Task brief - Print out each record below, unaltered and complete, without its images.

Data extracts -
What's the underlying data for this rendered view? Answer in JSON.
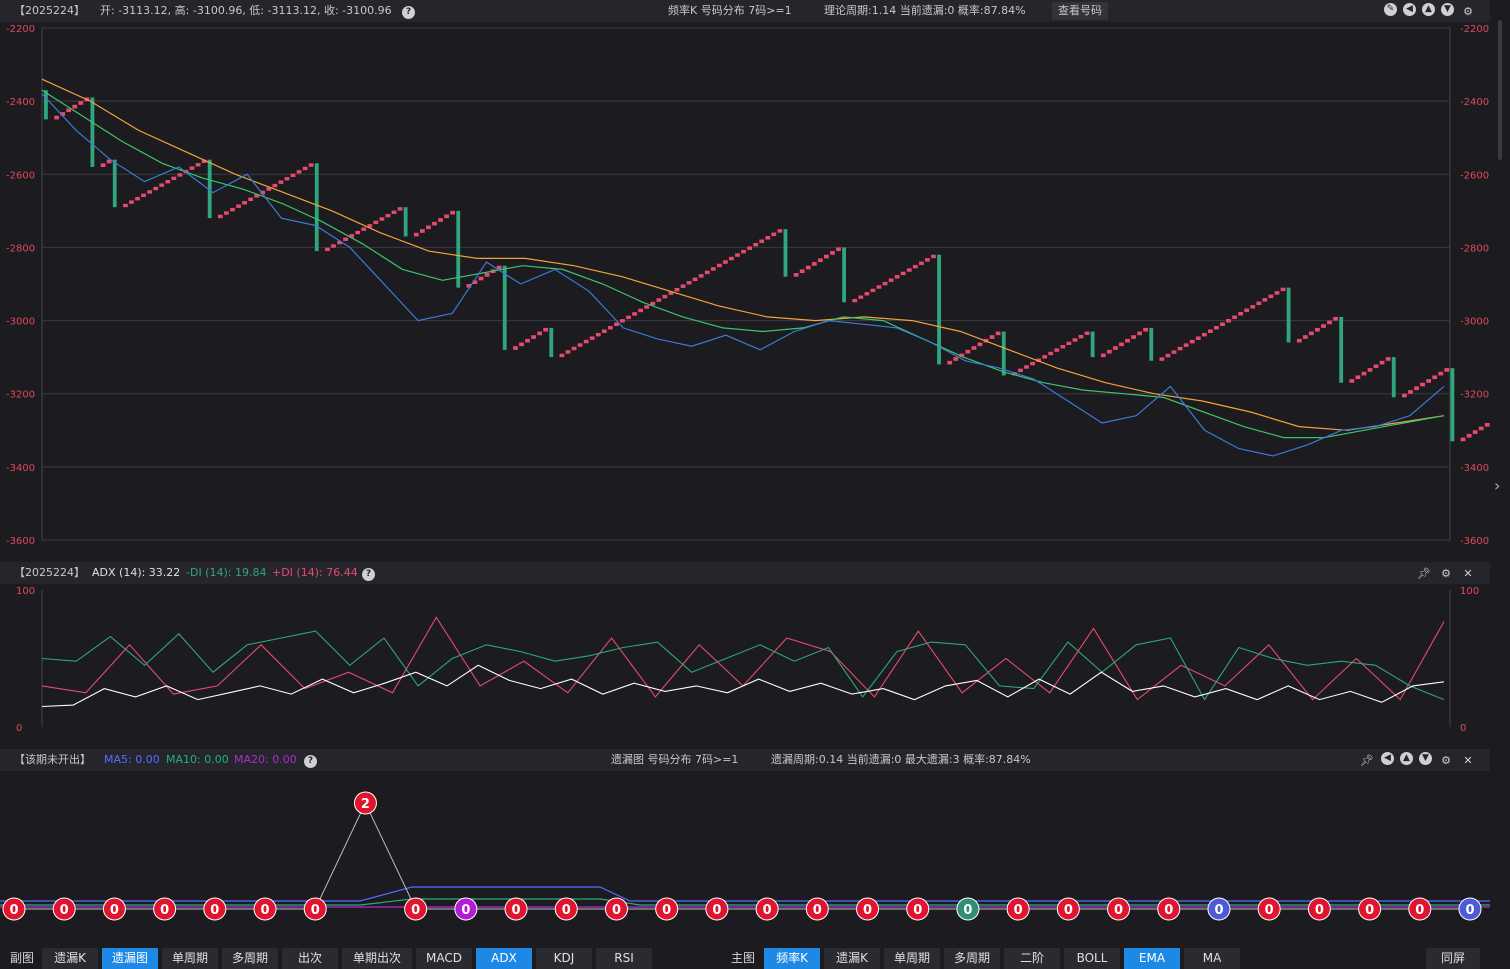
{
  "main_header": {
    "code": "【2025224】",
    "ohlc": "开: -3113.12, 高: -3100.96, 低: -3113.12, 收: -3100.96",
    "center": "频率K  号码分布  7码>=1",
    "stats": "理论周期:1.14  当前遗漏:0  概率:87.84%",
    "view_button": "查看号码"
  },
  "adx_header": {
    "code": "【2025224】",
    "adx": "ADX (14): 33.22",
    "minus_di": "-DI (14): 19.84",
    "plus_di": "+DI (14): 76.44"
  },
  "miss_header": {
    "code": "【该期未开出】",
    "ma5": "MA5: 0.00",
    "ma10": "MA10: 0.00",
    "ma20": "MA20: 0.00",
    "center": "遗漏图  号码分布  7码>=1",
    "stats": "遗漏周期:0.14  当前遗漏:0  最大遗漏:3  概率:87.84%"
  },
  "colors": {
    "up": "#e84a6e",
    "down": "#2fa67b",
    "ema_fast": "#3a7bd5",
    "ema_mid": "#3cc46a",
    "ema_slow": "#f2a33a",
    "adx": "#ffffff",
    "ma5": "#5a6cff",
    "ma10": "#23b07e",
    "ma20": "#b02cc8"
  },
  "chart_data": [
    {
      "type": "line",
      "name": "main",
      "ylim": [
        -3600,
        -2200
      ],
      "yticks": [
        "-2200",
        "-2400",
        "-2600",
        "-2800",
        "-3000",
        "-3200",
        "-3400",
        "-3600"
      ],
      "close_path": [
        -2370,
        -2450,
        -2390,
        -2580,
        -2560,
        -2690,
        -2560,
        -2720,
        -2570,
        -2810,
        -2690,
        -2770,
        -2700,
        -2910,
        -2850,
        -3080,
        -3020,
        -3100,
        -2750,
        -2880,
        -2800,
        -2950,
        -2820,
        -3120,
        -3030,
        -3150,
        -3030,
        -3100,
        -3020,
        -3110,
        -2910,
        -3060,
        -2990,
        -3170,
        -3100,
        -3210,
        -3130,
        -3330,
        -3260,
        -3360,
        -3260,
        -3330,
        -3100,
        -3300,
        -3220,
        -3430,
        -3280,
        -3370,
        -3290,
        -3460,
        -3280,
        -3330,
        -3190,
        -3370,
        -3110
      ],
      "ema_fast_path": [
        -2380,
        -2480,
        -2560,
        -2620,
        -2580,
        -2650,
        -2600,
        -2720,
        -2740,
        -2800,
        -2900,
        -3000,
        -2980,
        -2840,
        -2900,
        -2860,
        -2920,
        -3020,
        -3050,
        -3070,
        -3040,
        -3080,
        -3030,
        -3000,
        -3010,
        -3020,
        -3060,
        -3110,
        -3130,
        -3160,
        -3220,
        -3280,
        -3260,
        -3180,
        -3300,
        -3350,
        -3370,
        -3340,
        -3300,
        -3290,
        -3260,
        -3180
      ],
      "ema_mid_path": [
        -2370,
        -2440,
        -2510,
        -2570,
        -2610,
        -2640,
        -2680,
        -2730,
        -2790,
        -2860,
        -2890,
        -2870,
        -2850,
        -2860,
        -2900,
        -2950,
        -2990,
        -3020,
        -3030,
        -3020,
        -2990,
        -3000,
        -3050,
        -3100,
        -3140,
        -3170,
        -3190,
        -3200,
        -3210,
        -3250,
        -3290,
        -3320,
        -3320,
        -3300,
        -3280,
        -3260
      ],
      "ema_slow_path": [
        -2340,
        -2400,
        -2480,
        -2540,
        -2600,
        -2650,
        -2700,
        -2760,
        -2810,
        -2830,
        -2830,
        -2850,
        -2880,
        -2920,
        -2960,
        -2990,
        -3000,
        -2990,
        -3000,
        -3030,
        -3080,
        -3130,
        -3170,
        -3200,
        -3220,
        -3250,
        -3290,
        -3300,
        -3280,
        -3260
      ]
    },
    {
      "type": "line",
      "name": "ADX (14)",
      "ylim": [
        0,
        100
      ],
      "yticks": [
        "0",
        "100"
      ],
      "series": [
        {
          "name": "ADX (14)",
          "color": "#ffffff",
          "values": [
            15,
            16,
            28,
            22,
            30,
            20,
            25,
            30,
            24,
            35,
            25,
            32,
            40,
            30,
            45,
            34,
            28,
            35,
            24,
            32,
            26,
            30,
            25,
            35,
            26,
            32,
            24,
            28,
            20,
            30,
            34,
            22,
            35,
            24,
            40,
            26,
            30,
            22,
            28,
            20,
            30,
            20,
            26,
            18,
            30,
            33
          ]
        },
        {
          "name": "-DI (14)",
          "color": "#2fa67b",
          "values": [
            50,
            48,
            66,
            45,
            68,
            40,
            60,
            65,
            70,
            45,
            65,
            30,
            50,
            60,
            55,
            48,
            52,
            58,
            62,
            40,
            50,
            60,
            48,
            58,
            22,
            55,
            62,
            60,
            30,
            28,
            62,
            40,
            60,
            65,
            20,
            58,
            50,
            45,
            48,
            45,
            30,
            20
          ]
        },
        {
          "name": "+DI (14)",
          "color": "#e84a6e",
          "values": [
            30,
            25,
            60,
            24,
            30,
            60,
            28,
            40,
            25,
            80,
            30,
            48,
            25,
            65,
            22,
            60,
            30,
            65,
            55,
            22,
            70,
            25,
            50,
            25,
            72,
            20,
            45,
            30,
            60,
            20,
            50,
            20,
            77
          ]
        }
      ]
    },
    {
      "type": "line",
      "name": "遗漏图",
      "miss_values": [
        0,
        0,
        0,
        0,
        0,
        0,
        0,
        2,
        0,
        0,
        0,
        0,
        0,
        0,
        0,
        0,
        0,
        0,
        0,
        0,
        0,
        0,
        0,
        0,
        0,
        0,
        0,
        0,
        0,
        0
      ],
      "marker_colors": [
        "red",
        "red",
        "red",
        "red",
        "red",
        "red",
        "red",
        "red",
        "red",
        "purple",
        "red",
        "red",
        "red",
        "red",
        "red",
        "red",
        "red",
        "red",
        "red",
        "teal",
        "red",
        "red",
        "red",
        "red",
        "blue",
        "red",
        "red",
        "red",
        "red",
        "blue"
      ]
    }
  ],
  "bottom_tabs_left": [
    {
      "label": "副图",
      "active": false,
      "plain": true
    },
    {
      "label": "遗漏K",
      "active": false
    },
    {
      "label": "遗漏图",
      "active": true
    },
    {
      "label": "单周期",
      "active": false
    },
    {
      "label": "多周期",
      "active": false
    },
    {
      "label": "出次",
      "active": false
    },
    {
      "label": "单期出次",
      "active": false
    },
    {
      "label": "MACD",
      "active": false
    },
    {
      "label": "ADX",
      "active": true
    },
    {
      "label": "KDJ",
      "active": false
    },
    {
      "label": "RSI",
      "active": false
    }
  ],
  "bottom_tabs_right": [
    {
      "label": "主图",
      "active": false,
      "plain": true
    },
    {
      "label": "频率K",
      "active": true
    },
    {
      "label": "遗漏K",
      "active": false
    },
    {
      "label": "单周期",
      "active": false
    },
    {
      "label": "多周期",
      "active": false
    },
    {
      "label": "二阶",
      "active": false
    },
    {
      "label": "BOLL",
      "active": false
    },
    {
      "label": "EMA",
      "active": true
    },
    {
      "label": "MA",
      "active": false
    }
  ],
  "sync_button": "同屏"
}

Completed task -
What's the underlying data for this rendered view? Answer in JSON.
{
  "main_header": {
    "code": "【2025224】",
    "ohlc": "开: -3113.12, 高: -3100.96, 低: -3113.12, 收: -3100.96",
    "center": "频率K  号码分布  7码>=1",
    "stats": "理论周期:1.14  当前遗漏:0  概率:87.84%",
    "view_button": "查看号码"
  },
  "adx_header": {
    "code": "【2025224】",
    "adx": "ADX (14): 33.22",
    "minus_di": "-DI (14): 19.84",
    "plus_di": "+DI (14): 76.44"
  },
  "miss_header": {
    "code": "【该期未开出】",
    "ma5": "MA5: 0.00",
    "ma10": "MA10: 0.00",
    "ma20": "MA20: 0.00",
    "center": "遗漏图  号码分布  7码>=1",
    "stats": "遗漏周期:0.14  当前遗漏:0  最大遗漏:3  概率:87.84%"
  },
  "colors": {
    "up": "#e84a6e",
    "down": "#2fa67b",
    "ema_fast": "#3a7bd5",
    "ema_mid": "#3cc46a",
    "ema_slow": "#f2a33a",
    "adx": "#ffffff",
    "ma5": "#5a6cff",
    "ma10": "#23b07e",
    "ma20": "#b02cc8"
  },
  "chart_data": [
    {
      "type": "line",
      "name": "main",
      "ylim": [
        -3600,
        -2200
      ],
      "yticks": [
        "-2200",
        "-2400",
        "-2600",
        "-2800",
        "-3000",
        "-3200",
        "-3400",
        "-3600"
      ],
      "close_path": [
        -2370,
        -2450,
        -2390,
        -2580,
        -2560,
        -2690,
        -2560,
        -2720,
        -2570,
        -2810,
        -2690,
        -2770,
        -2700,
        -2910,
        -2850,
        -3080,
        -3020,
        -3100,
        -2750,
        -2880,
        -2800,
        -2950,
        -2820,
        -3120,
        -3030,
        -3150,
        -3030,
        -3100,
        -3020,
        -3110,
        -2910,
        -3060,
        -2990,
        -3170,
        -3100,
        -3210,
        -3130,
        -3330,
        -3260,
        -3360,
        -3260,
        -3330,
        -3100,
        -3300,
        -3220,
        -3430,
        -3280,
        -3370,
        -3290,
        -3460,
        -3280,
        -3330,
        -3190,
        -3370,
        -3110
      ],
      "ema_fast_path": [
        -2380,
        -2480,
        -2560,
        -2620,
        -2580,
        -2650,
        -2600,
        -2720,
        -2740,
        -2800,
        -2900,
        -3000,
        -2980,
        -2840,
        -2900,
        -2860,
        -2920,
        -3020,
        -3050,
        -3070,
        -3040,
        -3080,
        -3030,
        -3000,
        -3010,
        -3020,
        -3060,
        -3110,
        -3130,
        -3160,
        -3220,
        -3280,
        -3260,
        -3180,
        -3300,
        -3350,
        -3370,
        -3340,
        -3300,
        -3290,
        -3260,
        -3180
      ],
      "ema_mid_path": [
        -2370,
        -2440,
        -2510,
        -2570,
        -2610,
        -2640,
        -2680,
        -2730,
        -2790,
        -2860,
        -2890,
        -2870,
        -2850,
        -2860,
        -2900,
        -2950,
        -2990,
        -3020,
        -3030,
        -3020,
        -2990,
        -3000,
        -3050,
        -3100,
        -3140,
        -3170,
        -3190,
        -3200,
        -3210,
        -3250,
        -3290,
        -3320,
        -3320,
        -3300,
        -3280,
        -3260
      ],
      "ema_slow_path": [
        -2340,
        -2400,
        -2480,
        -2540,
        -2600,
        -2650,
        -2700,
        -2760,
        -2810,
        -2830,
        -2830,
        -2850,
        -2880,
        -2920,
        -2960,
        -2990,
        -3000,
        -2990,
        -3000,
        -3030,
        -3080,
        -3130,
        -3170,
        -3200,
        -3220,
        -3250,
        -3290,
        -3300,
        -3280,
        -3260
      ]
    },
    {
      "type": "line",
      "name": "ADX (14)",
      "ylim": [
        0,
        100
      ],
      "yticks": [
        "0",
        "100"
      ],
      "series": [
        {
          "name": "ADX (14)",
          "color": "#ffffff",
          "values": [
            15,
            16,
            28,
            22,
            30,
            20,
            25,
            30,
            24,
            35,
            25,
            32,
            40,
            30,
            45,
            34,
            28,
            35,
            24,
            32,
            26,
            30,
            25,
            35,
            26,
            32,
            24,
            28,
            20,
            30,
            34,
            22,
            35,
            24,
            40,
            26,
            30,
            22,
            28,
            20,
            30,
            20,
            26,
            18,
            30,
            33
          ]
        },
        {
          "name": "-DI (14)",
          "color": "#2fa67b",
          "values": [
            50,
            48,
            66,
            45,
            68,
            40,
            60,
            65,
            70,
            45,
            65,
            30,
            50,
            60,
            55,
            48,
            52,
            58,
            62,
            40,
            50,
            60,
            48,
            58,
            22,
            55,
            62,
            60,
            30,
            28,
            62,
            40,
            60,
            65,
            20,
            58,
            50,
            45,
            48,
            45,
            30,
            20
          ]
        },
        {
          "name": "+DI (14)",
          "color": "#e84a6e",
          "values": [
            30,
            25,
            60,
            24,
            30,
            60,
            28,
            40,
            25,
            80,
            30,
            48,
            25,
            65,
            22,
            60,
            30,
            65,
            55,
            22,
            70,
            25,
            50,
            25,
            72,
            20,
            45,
            30,
            60,
            20,
            50,
            20,
            77
          ]
        }
      ]
    },
    {
      "type": "line",
      "name": "遗漏图",
      "miss_values": [
        0,
        0,
        0,
        0,
        0,
        0,
        0,
        2,
        0,
        0,
        0,
        0,
        0,
        0,
        0,
        0,
        0,
        0,
        0,
        0,
        0,
        0,
        0,
        0,
        0,
        0,
        0,
        0,
        0,
        0
      ],
      "marker_colors": [
        "red",
        "red",
        "red",
        "red",
        "red",
        "red",
        "red",
        "red",
        "red",
        "purple",
        "red",
        "red",
        "red",
        "red",
        "red",
        "red",
        "red",
        "red",
        "red",
        "teal",
        "red",
        "red",
        "red",
        "red",
        "blue",
        "red",
        "red",
        "red",
        "red",
        "blue"
      ]
    }
  ],
  "bottom_tabs_left": [
    {
      "label": "副图",
      "active": false,
      "plain": true
    },
    {
      "label": "遗漏K",
      "active": false
    },
    {
      "label": "遗漏图",
      "active": true
    },
    {
      "label": "单周期",
      "active": false
    },
    {
      "label": "多周期",
      "active": false
    },
    {
      "label": "出次",
      "active": false
    },
    {
      "label": "单期出次",
      "active": false
    },
    {
      "label": "MACD",
      "active": false
    },
    {
      "label": "ADX",
      "active": true
    },
    {
      "label": "KDJ",
      "active": false
    },
    {
      "label": "RSI",
      "active": false
    }
  ],
  "bottom_tabs_right": [
    {
      "label": "主图",
      "active": false,
      "plain": true
    },
    {
      "label": "频率K",
      "active": true
    },
    {
      "label": "遗漏K",
      "active": false
    },
    {
      "label": "单周期",
      "active": false
    },
    {
      "label": "多周期",
      "active": false
    },
    {
      "label": "二阶",
      "active": false
    },
    {
      "label": "BOLL",
      "active": false
    },
    {
      "label": "EMA",
      "active": true
    },
    {
      "label": "MA",
      "active": false
    }
  ],
  "sync_button": "同屏"
}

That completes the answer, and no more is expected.